"Had I been in the United States Senate at the time, I would have voted against the bill because of unacceptable provisions like the cuts to the Medicare Advantage program. But being an independent, I have the freedom to be an honest broker for the people of Florida without regard for political party, and the reality is this: despite its serious flaws, the Obama health care bill does have some positive aspects. Repeal must be accompanied by a responsible substitute -- repeal without passage of a substitute law protecting those with pre-existing conditions, closing the prescription drug donut hole for seniors, and allowing parents to keep their children on their insurance coverage until age 26 would be wrong. While I would not have supported the legislation, we have to recognize the positive components and work together across party lines to make our health care system more affordable for both consumers and the government."

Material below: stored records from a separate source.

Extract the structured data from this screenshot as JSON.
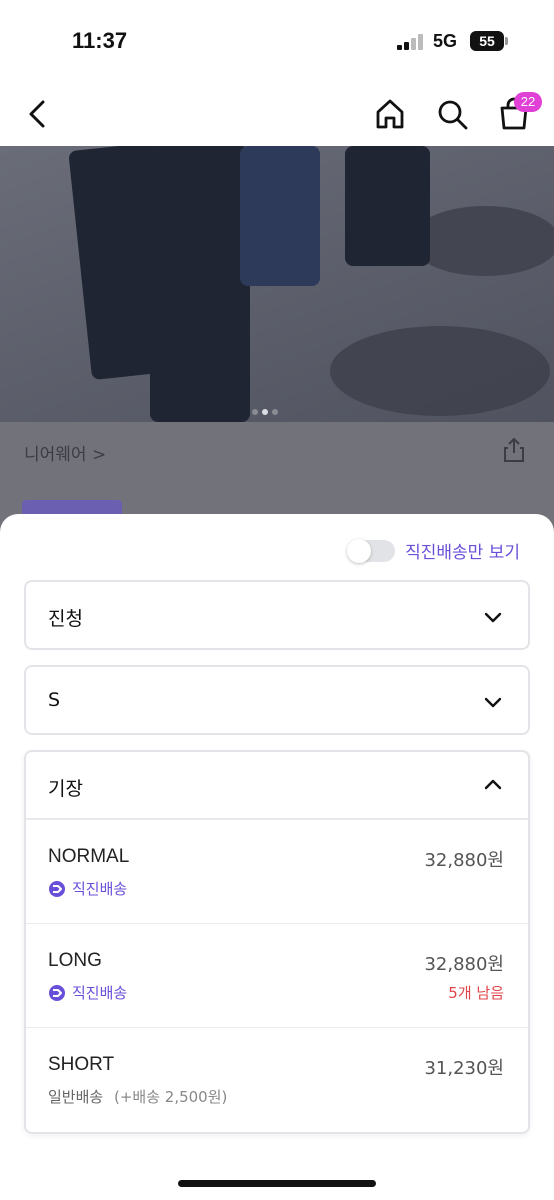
{
  "status_bar": {
    "time": "11:37",
    "network": "5G",
    "battery": "55"
  },
  "nav": {
    "back_icon": "chevron-left-icon",
    "home_icon": "home-icon",
    "search_icon": "search-icon",
    "cart_icon": "shopping-bag-icon",
    "cart_count": "22"
  },
  "product": {
    "brand": "니어웨어 >"
  },
  "sheet": {
    "direct_only_label": "직진배송만 보기",
    "selects": [
      {
        "label": "진청"
      },
      {
        "label": "S"
      }
    ],
    "open_select": {
      "label": "기장",
      "options": [
        {
          "name": "NORMAL",
          "price": "32,880원",
          "shipping": "직진배송",
          "stock": ""
        },
        {
          "name": "LONG",
          "price": "32,880원",
          "shipping": "직진배송",
          "stock": "5개 남음"
        },
        {
          "name": "SHORT",
          "price": "31,230원",
          "shipping": "일반배송",
          "shipping_extra": "(+배송 2,500원)",
          "stock": ""
        }
      ]
    }
  },
  "colors": {
    "accent": "#6a4fd8",
    "badge": "#e040d6",
    "stock_warning": "#e0454a"
  }
}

So, he would have voted against it, but was now part of the repeal and replace crowd. But we’re not done yet.

On Aug. 27, he told Central Florida News 13, "I would have voted for it but I think it can be done better." So he was saying he would have helped pass the law, but focused the rest of the conversation on how he didn’t like provisions for Medicare. Two hours later, he issued a press release that basically repeated the July 29 release, saying he wanted to "be abundantly clear."

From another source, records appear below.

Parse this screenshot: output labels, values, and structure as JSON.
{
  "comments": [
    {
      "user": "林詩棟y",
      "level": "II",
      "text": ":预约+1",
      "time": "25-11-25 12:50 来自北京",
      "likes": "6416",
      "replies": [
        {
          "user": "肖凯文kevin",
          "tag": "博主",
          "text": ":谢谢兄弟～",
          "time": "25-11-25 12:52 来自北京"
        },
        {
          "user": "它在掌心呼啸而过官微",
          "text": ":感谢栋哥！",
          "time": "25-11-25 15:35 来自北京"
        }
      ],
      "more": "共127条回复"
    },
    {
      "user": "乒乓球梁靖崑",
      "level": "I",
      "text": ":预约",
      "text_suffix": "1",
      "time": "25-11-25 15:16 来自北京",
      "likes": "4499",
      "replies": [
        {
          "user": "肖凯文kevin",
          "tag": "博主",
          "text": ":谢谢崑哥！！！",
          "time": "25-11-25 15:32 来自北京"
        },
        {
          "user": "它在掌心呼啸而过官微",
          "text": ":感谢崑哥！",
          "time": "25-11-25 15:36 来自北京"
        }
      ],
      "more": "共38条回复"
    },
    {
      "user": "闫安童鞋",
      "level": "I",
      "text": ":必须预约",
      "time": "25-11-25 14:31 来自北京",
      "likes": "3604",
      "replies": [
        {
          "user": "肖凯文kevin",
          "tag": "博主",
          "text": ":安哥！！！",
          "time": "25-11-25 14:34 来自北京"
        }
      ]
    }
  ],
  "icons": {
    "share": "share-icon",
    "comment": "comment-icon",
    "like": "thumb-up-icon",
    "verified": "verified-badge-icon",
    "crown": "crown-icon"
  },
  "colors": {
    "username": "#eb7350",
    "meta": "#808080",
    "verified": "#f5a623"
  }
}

Crist ended up losing that Senate race as an independent, but once Crist became a Democrat, his position did a complete 180-degree turn for good.

In the March 2014 interview with Crowley, Crist said the law was "great" and that Democratic candidates should be more vocal in supporting the law. "They ought to strengthen up," he said. "The president's a smart guy and he's doing the right thing, and God bless him for it."

Our ruling

As a Republican, Crist was clear in his adherence to the party line by saying the Affordable Care Act should be repealed. When running for Senate, he seemed to contradict himself at times by saying he would have voted against the law, but also that it should be repealed or modified. Then he said he would have voted for Obamacare, but wanted parts of it changed, specifically portions dealing with cuts to Medicare.

In this campaign, he clearly supports the Affordable Care Act. That’s about as big a flip as you can get from saying he wouldn’t have voted for it in the first place. We rate this one a Full Flop.